That is why I recommend people conduct informational interviews. If you ask someone to offer their advice, showing respect for their success, they will likely want to share. Is it only that we like to pay it forward? Sometimes, but I’m not unique; people like to hear themselves talk about the things they know. Either way, having a specific agenda with pointed questions will get you further in your networking efforts than the vague request of asking your connection out to coffee.
So, how do you set up an informational interview? It can be hard to ask for a favor. Many job seekers procrastinate on setting up informational interviews or networking meetings because they are afraid of being rejected. If you follow these guidelines, you’ll be much more likely to get a positive response.
Consider the mode of communication
People often have different ways they prefer to be contacted. Some people are phone people; others are more likely to respond via email. Judge which mode of communication your contact might prefer, but try another if your request goes unanswered. You might try going through a contact’s assistant if she is hard to reach.
Use this template
However you make contact, your message should contain the following:
Give a polite salutation. “Dear so-and-so,” or “Hello what’s-your-name” are safe bets.
Tell your contact where you know her from, or if you have a mutual connection.
Inform him of your objective: to meet, talk via phone, or simply exchange emails.
Be clear that you want a brief meeting to discuss a specific set of questions, and that you are not inquiring about a job or seeking feedback on your resume.
Provide a hint of what the questions are about, i.e. you’d like to know more about the inner-workings of XYZ Company, you’re interested in joining ABC association and would like to know about her experience, etc.
Provide two or three options for your meeting so that it is easy for him to check his calendar and schedule the appointment in his return email.
Here’s an example you can modify for your own use:
A good friend of mine, Joe Blow, M.D., suggested that I contact you. I recently told him that I have always been intrigued by the work that you do. I have researched your company extensively and am very impressed with the comprehensive approach you take with patient safety and satisfaction.
As someone who is considering a transition from my work in research into to your field, I’d love to talk with you about courses I’m thinking of taking to make me a more desirable candidate. Your insights would be extremely helpful as I plan my future career path. Just to be clear, I’m not looking to ask you to hire me, or to have you look at my resume, but just to learn from your expertise.
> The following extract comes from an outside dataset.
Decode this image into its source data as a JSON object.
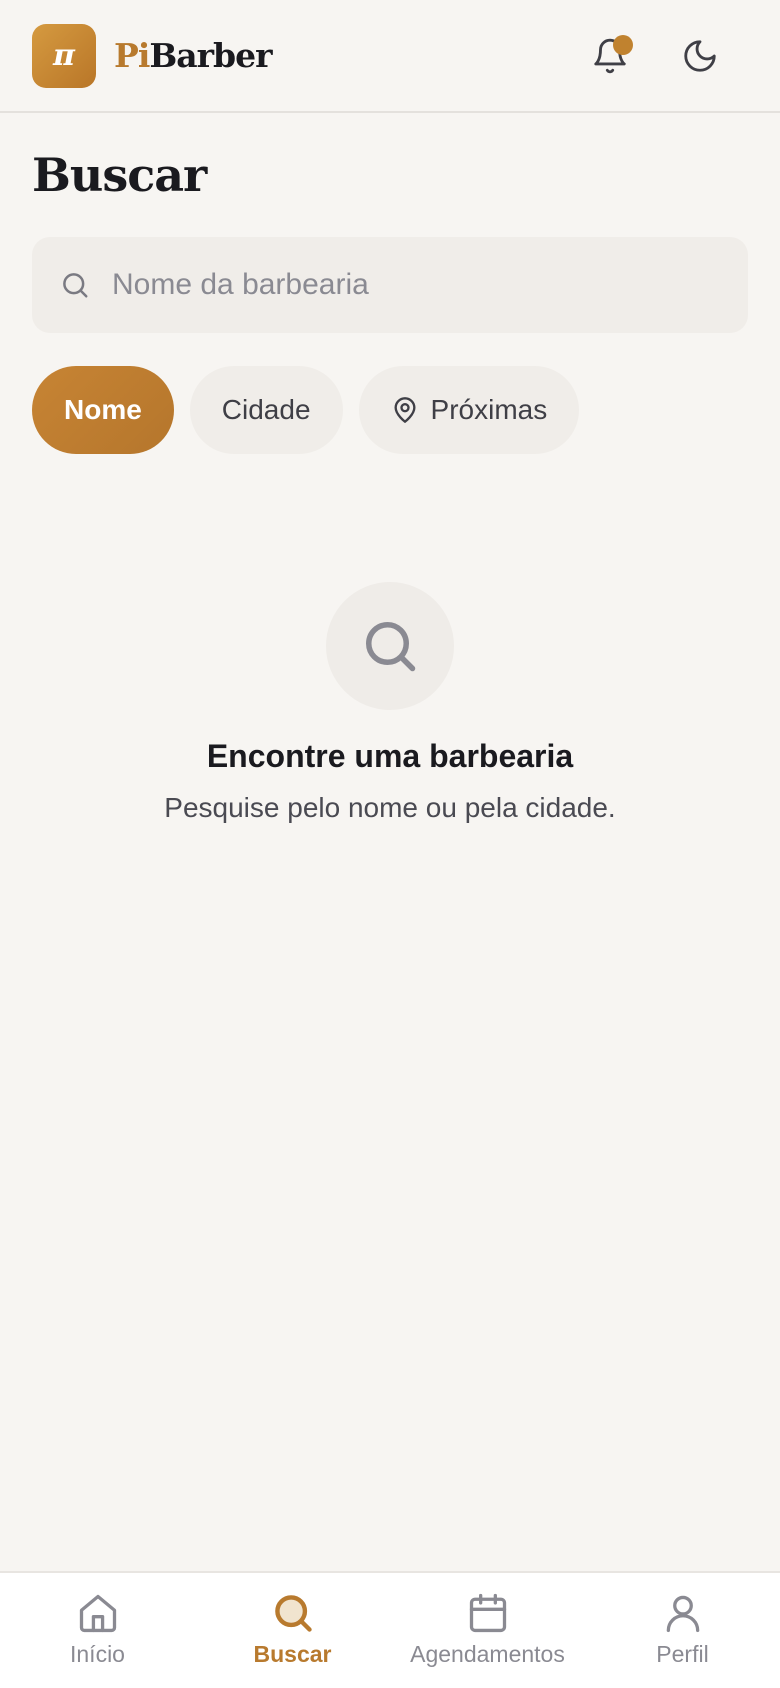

Would it be possible to meet with you for 15 minutes to gain further insights into the industry, as well as career path advice you might have?
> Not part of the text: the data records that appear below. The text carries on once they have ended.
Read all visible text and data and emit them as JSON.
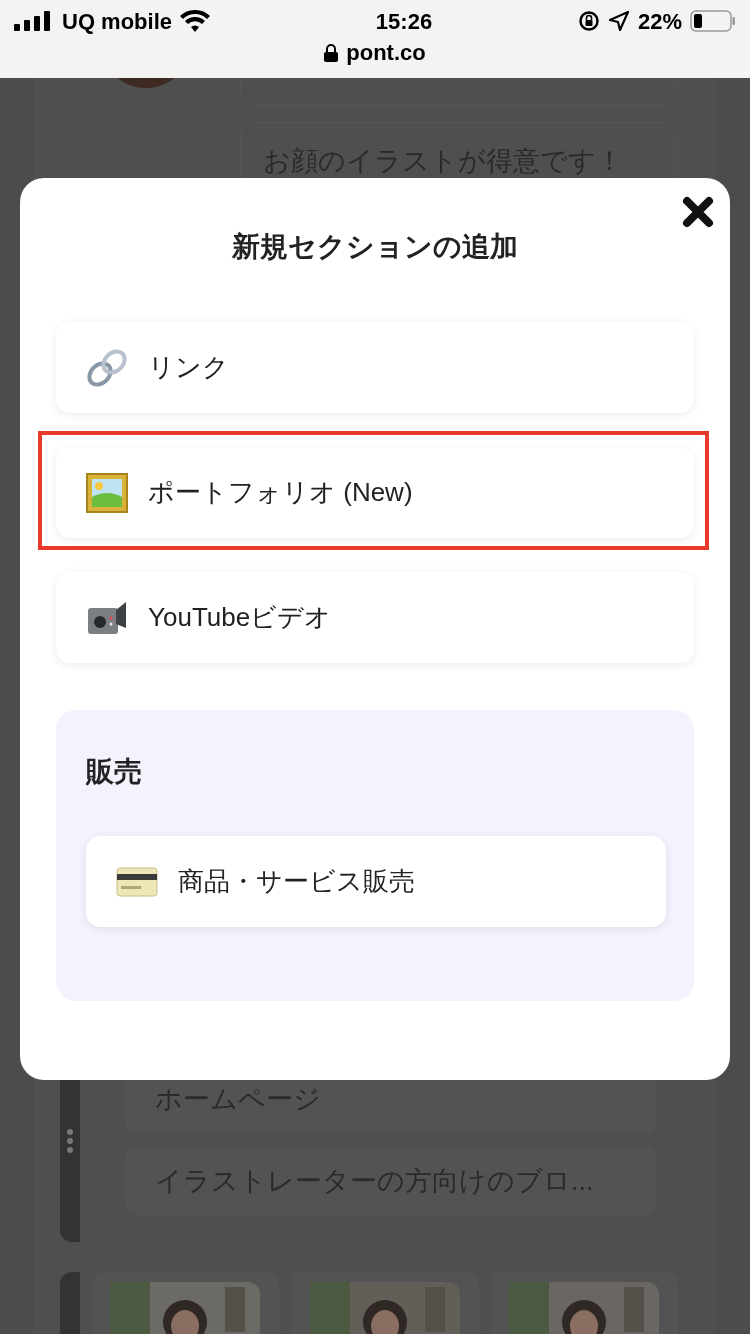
{
  "status_bar": {
    "carrier": "UQ mobile",
    "time": "15:26",
    "battery": "22%",
    "url": "pont.co"
  },
  "background_page": {
    "bio": "お顔のイラストが得意です！",
    "links": [
      "ホームページ",
      "イラストレーターの方向けのブロ..."
    ],
    "portfolio": [
      {
        "kind": "picture"
      },
      {
        "kind": "picture"
      },
      {
        "kind": "picture"
      }
    ]
  },
  "modal": {
    "title": "新規セクションの追加",
    "items": [
      {
        "kind": "link",
        "label": "リンク",
        "highlighted": false
      },
      {
        "kind": "portfolio",
        "label": "ポートフォリオ (New)",
        "highlighted": true
      },
      {
        "kind": "video",
        "label": "YouTubeビデオ",
        "highlighted": false
      }
    ],
    "sale_section": {
      "heading": "販売",
      "items": [
        {
          "kind": "card",
          "label": "商品・サービス販売",
          "highlighted": false
        }
      ]
    }
  }
}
Thank you for considering it,
Give the person a few days or even a week to respond. If you don’t hear back right away, don’t be surprised. You may need to reach out again, or try a different mode of communication. I recommend avoiding Mondays and Fridays for these attempts, as they tend to be the busiest work days and messages from these days can easily fall through the cracks.
Also, don’t focus solely on one or two connections. You want a list to work through so that you aren’t being too persistent with one person. If you feel like it’s time to move on, trust your gut.
Be sure to opt-in to my blog, so that you don’t miss more valuable tips for during your informational interview. I’ll be covering questions you will want to ask soon.
Do you have a success story about how an informational interview led to landing a job? I’d love to hear them in the comments below!
Kristin S. Johnson
CARW, CCMC, CJSS, COPNS, CG3C, 360Reach Analyst
Profession Direction, LLC